* [Task statement]: Where the records hold the string "true", show the whole line it sits on.
- - -
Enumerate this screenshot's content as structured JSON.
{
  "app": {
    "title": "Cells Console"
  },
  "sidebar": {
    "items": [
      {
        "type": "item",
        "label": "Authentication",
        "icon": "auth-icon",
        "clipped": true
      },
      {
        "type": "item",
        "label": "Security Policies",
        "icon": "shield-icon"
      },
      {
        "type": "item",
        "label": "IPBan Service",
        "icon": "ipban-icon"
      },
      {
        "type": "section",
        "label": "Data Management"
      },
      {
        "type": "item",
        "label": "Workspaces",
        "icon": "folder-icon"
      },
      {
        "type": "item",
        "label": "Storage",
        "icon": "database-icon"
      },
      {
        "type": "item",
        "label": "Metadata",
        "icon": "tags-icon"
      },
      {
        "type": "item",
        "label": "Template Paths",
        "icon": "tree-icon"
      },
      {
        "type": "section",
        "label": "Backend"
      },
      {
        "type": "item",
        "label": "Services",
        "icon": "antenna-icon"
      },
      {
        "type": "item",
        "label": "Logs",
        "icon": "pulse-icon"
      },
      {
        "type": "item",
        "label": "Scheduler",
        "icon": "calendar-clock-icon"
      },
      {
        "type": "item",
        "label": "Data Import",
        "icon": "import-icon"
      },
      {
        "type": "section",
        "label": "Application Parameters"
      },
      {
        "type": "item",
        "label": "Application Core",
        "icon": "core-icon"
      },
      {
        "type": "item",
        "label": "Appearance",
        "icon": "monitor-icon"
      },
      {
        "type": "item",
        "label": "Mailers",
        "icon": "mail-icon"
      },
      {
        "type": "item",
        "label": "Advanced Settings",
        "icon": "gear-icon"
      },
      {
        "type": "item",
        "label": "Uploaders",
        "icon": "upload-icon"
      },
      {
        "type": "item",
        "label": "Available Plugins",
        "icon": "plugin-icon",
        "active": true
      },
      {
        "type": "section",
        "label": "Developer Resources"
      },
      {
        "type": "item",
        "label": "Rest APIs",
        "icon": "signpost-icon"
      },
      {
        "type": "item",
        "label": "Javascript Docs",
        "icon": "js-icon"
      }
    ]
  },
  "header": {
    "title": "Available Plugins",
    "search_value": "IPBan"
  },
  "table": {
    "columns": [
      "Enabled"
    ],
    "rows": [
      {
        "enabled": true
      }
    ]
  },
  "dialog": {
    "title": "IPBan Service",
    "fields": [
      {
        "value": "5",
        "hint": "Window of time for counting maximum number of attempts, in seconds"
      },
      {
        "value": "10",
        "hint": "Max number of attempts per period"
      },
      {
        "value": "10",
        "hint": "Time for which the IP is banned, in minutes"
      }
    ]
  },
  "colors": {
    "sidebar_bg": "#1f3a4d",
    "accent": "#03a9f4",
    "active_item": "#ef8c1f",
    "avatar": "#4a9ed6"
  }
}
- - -
* [Output]:
        "clipped": true
        "active": true
        "enabled": true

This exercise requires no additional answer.